═══ Material provided ═══

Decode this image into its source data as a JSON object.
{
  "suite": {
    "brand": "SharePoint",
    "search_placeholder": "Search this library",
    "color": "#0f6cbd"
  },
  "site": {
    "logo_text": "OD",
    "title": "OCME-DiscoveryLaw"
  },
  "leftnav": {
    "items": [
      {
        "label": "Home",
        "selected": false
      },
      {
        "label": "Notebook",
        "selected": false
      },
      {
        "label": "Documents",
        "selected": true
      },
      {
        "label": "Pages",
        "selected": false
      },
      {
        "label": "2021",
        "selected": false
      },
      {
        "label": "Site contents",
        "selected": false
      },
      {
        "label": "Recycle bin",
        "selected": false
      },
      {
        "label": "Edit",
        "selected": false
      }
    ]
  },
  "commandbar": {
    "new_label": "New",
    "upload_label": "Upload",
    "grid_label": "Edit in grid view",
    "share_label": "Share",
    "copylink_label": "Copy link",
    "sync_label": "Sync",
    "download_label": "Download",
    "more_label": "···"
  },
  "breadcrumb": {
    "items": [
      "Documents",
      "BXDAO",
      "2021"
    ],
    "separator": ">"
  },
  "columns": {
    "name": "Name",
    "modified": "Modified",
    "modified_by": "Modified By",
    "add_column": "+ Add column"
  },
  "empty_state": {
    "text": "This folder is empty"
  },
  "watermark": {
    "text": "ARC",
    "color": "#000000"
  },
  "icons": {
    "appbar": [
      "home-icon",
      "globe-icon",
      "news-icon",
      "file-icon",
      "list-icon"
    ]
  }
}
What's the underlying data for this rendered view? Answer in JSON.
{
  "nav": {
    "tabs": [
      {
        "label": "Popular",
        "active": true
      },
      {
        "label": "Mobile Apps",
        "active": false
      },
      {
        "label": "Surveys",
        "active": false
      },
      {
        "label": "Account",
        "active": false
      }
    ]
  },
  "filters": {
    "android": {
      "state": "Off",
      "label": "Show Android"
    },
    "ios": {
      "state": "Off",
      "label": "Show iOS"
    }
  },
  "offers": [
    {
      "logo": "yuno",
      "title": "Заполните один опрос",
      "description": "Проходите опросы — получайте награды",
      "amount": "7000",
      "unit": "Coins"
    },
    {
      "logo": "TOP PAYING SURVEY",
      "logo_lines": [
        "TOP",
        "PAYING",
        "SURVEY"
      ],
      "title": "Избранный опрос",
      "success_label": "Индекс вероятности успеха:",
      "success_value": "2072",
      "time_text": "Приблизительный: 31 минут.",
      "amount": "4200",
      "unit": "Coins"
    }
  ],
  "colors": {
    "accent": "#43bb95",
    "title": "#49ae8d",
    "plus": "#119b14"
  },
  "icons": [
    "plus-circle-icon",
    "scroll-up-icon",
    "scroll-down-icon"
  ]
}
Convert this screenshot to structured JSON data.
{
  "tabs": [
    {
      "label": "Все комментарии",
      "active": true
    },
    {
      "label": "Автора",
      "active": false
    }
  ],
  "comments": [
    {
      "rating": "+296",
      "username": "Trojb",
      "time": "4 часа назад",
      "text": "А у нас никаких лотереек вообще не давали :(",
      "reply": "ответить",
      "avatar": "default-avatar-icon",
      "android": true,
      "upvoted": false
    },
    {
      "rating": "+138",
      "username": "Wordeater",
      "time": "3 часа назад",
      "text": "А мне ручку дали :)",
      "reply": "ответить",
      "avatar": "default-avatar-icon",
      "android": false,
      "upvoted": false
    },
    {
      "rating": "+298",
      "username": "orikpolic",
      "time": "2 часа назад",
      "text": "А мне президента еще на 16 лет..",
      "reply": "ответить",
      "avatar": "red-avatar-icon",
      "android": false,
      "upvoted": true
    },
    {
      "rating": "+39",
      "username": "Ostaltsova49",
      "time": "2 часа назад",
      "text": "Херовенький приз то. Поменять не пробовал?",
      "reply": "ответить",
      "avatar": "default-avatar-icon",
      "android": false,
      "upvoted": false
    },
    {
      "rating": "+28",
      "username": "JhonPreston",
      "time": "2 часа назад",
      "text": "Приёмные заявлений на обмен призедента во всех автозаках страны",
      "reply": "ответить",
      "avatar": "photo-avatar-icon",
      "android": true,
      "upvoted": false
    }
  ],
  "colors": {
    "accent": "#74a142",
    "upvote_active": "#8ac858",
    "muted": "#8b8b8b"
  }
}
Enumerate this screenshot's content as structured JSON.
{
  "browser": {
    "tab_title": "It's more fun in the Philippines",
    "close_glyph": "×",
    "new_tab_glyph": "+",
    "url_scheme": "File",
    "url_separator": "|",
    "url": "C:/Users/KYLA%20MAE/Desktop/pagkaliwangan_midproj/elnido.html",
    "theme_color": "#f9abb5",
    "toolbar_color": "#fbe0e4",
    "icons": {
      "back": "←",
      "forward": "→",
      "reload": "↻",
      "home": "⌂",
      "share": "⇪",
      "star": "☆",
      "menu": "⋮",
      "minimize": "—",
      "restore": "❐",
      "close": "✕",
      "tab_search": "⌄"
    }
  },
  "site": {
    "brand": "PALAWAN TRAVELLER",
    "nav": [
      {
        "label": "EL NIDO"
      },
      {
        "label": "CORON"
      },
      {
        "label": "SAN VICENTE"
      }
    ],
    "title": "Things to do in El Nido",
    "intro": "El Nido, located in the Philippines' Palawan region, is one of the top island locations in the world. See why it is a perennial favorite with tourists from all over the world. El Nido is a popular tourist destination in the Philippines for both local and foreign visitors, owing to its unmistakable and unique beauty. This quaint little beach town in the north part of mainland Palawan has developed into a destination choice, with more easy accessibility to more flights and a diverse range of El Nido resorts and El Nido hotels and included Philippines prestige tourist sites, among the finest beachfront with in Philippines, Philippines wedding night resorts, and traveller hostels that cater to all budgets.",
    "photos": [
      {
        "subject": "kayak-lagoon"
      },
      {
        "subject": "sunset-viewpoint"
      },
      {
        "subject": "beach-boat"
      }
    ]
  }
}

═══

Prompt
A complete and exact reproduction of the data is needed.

Solution to this task
Decode this image into its source data as a JSON object.
{
  "suite": {
    "brand": "SharePoint",
    "search_placeholder": "Search this library",
    "color": "#0f6cbd"
  },
  "site": {
    "logo_text": "OD",
    "title": "OCME-DiscoveryLaw"
  },
  "leftnav": {
    "items": [
      {
        "label": "Home",
        "selected": false
      },
      {
        "label": "Notebook",
        "selected": false
      },
      {
        "label": "Documents",
        "selected": true
      },
      {
        "label": "Pages",
        "selected": false
      },
      {
        "label": "2021",
        "selected": false
      },
      {
        "label": "Site contents",
        "selected": false
      },
      {
        "label": "Recycle bin",
        "selected": false
      },
      {
        "label": "Edit",
        "selected": false
      }
    ]
  },
  "commandbar": {
    "new_label": "New",
    "upload_label": "Upload",
    "grid_label": "Edit in grid view",
    "share_label": "Share",
    "copylink_label": "Copy link",
    "sync_label": "Sync",
    "download_label": "Download",
    "more_label": "···"
  },
  "breadcrumb": {
    "items": [
      "Documents",
      "BXDAO",
      "2021"
    ],
    "separator": ">"
  },
  "columns": {
    "name": "Name",
    "modified": "Modified",
    "modified_by": "Modified By",
    "add_column": "+ Add column"
  },
  "empty_state": {
    "text": "This folder is empty"
  },
  "watermark": {
    "text": "ARC",
    "color": "#000000"
  },
  "icons": {
    "appbar": [
      "home-icon",
      "globe-icon",
      "news-icon",
      "file-icon",
      "list-icon"
    ]
  }
}
What's the underlying data for this rendered view? Answer in JSON.
{
  "nav": {
    "tabs": [
      {
        "label": "Popular",
        "active": true
      },
      {
        "label": "Mobile Apps",
        "active": false
      },
      {
        "label": "Surveys",
        "active": false
      },
      {
        "label": "Account",
        "active": false
      }
    ]
  },
  "filters": {
    "android": {
      "state": "Off",
      "label": "Show Android"
    },
    "ios": {
      "state": "Off",
      "label": "Show iOS"
    }
  },
  "offers": [
    {
      "logo": "yuno",
      "title": "Заполните один опрос",
      "description": "Проходите опросы — получайте награды",
      "amount": "7000",
      "unit": "Coins"
    },
    {
      "logo": "TOP PAYING SURVEY",
      "logo_lines": [
        "TOP",
        "PAYING",
        "SURVEY"
      ],
      "title": "Избранный опрос",
      "success_label": "Индекс вероятности успеха:",
      "success_value": "2072",
      "time_text": "Приблизительный: 31 минут.",
      "amount": "4200",
      "unit": "Coins"
    }
  ],
  "colors": {
    "accent": "#43bb95",
    "title": "#49ae8d",
    "plus": "#119b14"
  },
  "icons": [
    "plus-circle-icon",
    "scroll-up-icon",
    "scroll-down-icon"
  ]
}
Convert this screenshot to structured JSON data.
{
  "tabs": [
    {
      "label": "Все комментарии",
      "active": true
    },
    {
      "label": "Автора",
      "active": false
    }
  ],
  "comments": [
    {
      "rating": "+296",
      "username": "Trojb",
      "time": "4 часа назад",
      "text": "А у нас никаких лотереек вообще не давали :(",
      "reply": "ответить",
      "avatar": "default-avatar-icon",
      "android": true,
      "upvoted": false
    },
    {
      "rating": "+138",
      "username": "Wordeater",
      "time": "3 часа назад",
      "text": "А мне ручку дали :)",
      "reply": "ответить",
      "avatar": "default-avatar-icon",
      "android": false,
      "upvoted": false
    },
    {
      "rating": "+298",
      "username": "orikpolic",
      "time": "2 часа назад",
      "text": "А мне президента еще на 16 лет..",
      "reply": "ответить",
      "avatar": "red-avatar-icon",
      "android": false,
      "upvoted": true
    },
    {
      "rating": "+39",
      "username": "Ostaltsova49",
      "time": "2 часа назад",
      "text": "Херовенький приз то. Поменять не пробовал?",
      "reply": "ответить",
      "avatar": "default-avatar-icon",
      "android": false,
      "upvoted": false
    },
    {
      "rating": "+28",
      "username": "JhonPreston",
      "time": "2 часа назад",
      "text": "Приёмные заявлений на обмен призедента во всех автозаках страны",
      "reply": "ответить",
      "avatar": "photo-avatar-icon",
      "android": true,
      "upvoted": false
    }
  ],
  "colors": {
    "accent": "#74a142",
    "upvote_active": "#8ac858",
    "muted": "#8b8b8b"
  }
}
Enumerate this screenshot's content as structured JSON.
{
  "browser": {
    "tab_title": "It's more fun in the Philippines",
    "close_glyph": "×",
    "new_tab_glyph": "+",
    "url_scheme": "File",
    "url_separator": "|",
    "url": "C:/Users/KYLA%20MAE/Desktop/pagkaliwangan_midproj/elnido.html",
    "theme_color": "#f9abb5",
    "toolbar_color": "#fbe0e4",
    "icons": {
      "back": "←",
      "forward": "→",
      "reload": "↻",
      "home": "⌂",
      "share": "⇪",
      "star": "☆",
      "menu": "⋮",
      "minimize": "—",
      "restore": "❐",
      "close": "✕",
      "tab_search": "⌄"
    }
  },
  "site": {
    "brand": "PALAWAN TRAVELLER",
    "nav": [
      {
        "label": "EL NIDO"
      },
      {
        "label": "CORON"
      },
      {
        "label": "SAN VICENTE"
      }
    ],
    "title": "Things to do in El Nido",
    "intro": "El Nido, located in the Philippines' Palawan region, is one of the top island locations in the world. See why it is a perennial favorite with tourists from all over the world. El Nido is a popular tourist destination in the Philippines for both local and foreign visitors, owing to its unmistakable and unique beauty. This quaint little beach town in the north part of mainland Palawan has developed into a destination choice, with more easy accessibility to more flights and a diverse range of El Nido resorts and El Nido hotels and included Philippines prestige tourist sites, among the finest beachfront with in Philippines, Philippines wedding night resorts, and traveller hostels that cater to all budgets.",
    "photos": [
      {
        "subject": "kayak-lagoon"
      },
      {
        "subject": "sunset-viewpoint"
      },
      {
        "subject": "beach-boat"
      }
    ]
  }
}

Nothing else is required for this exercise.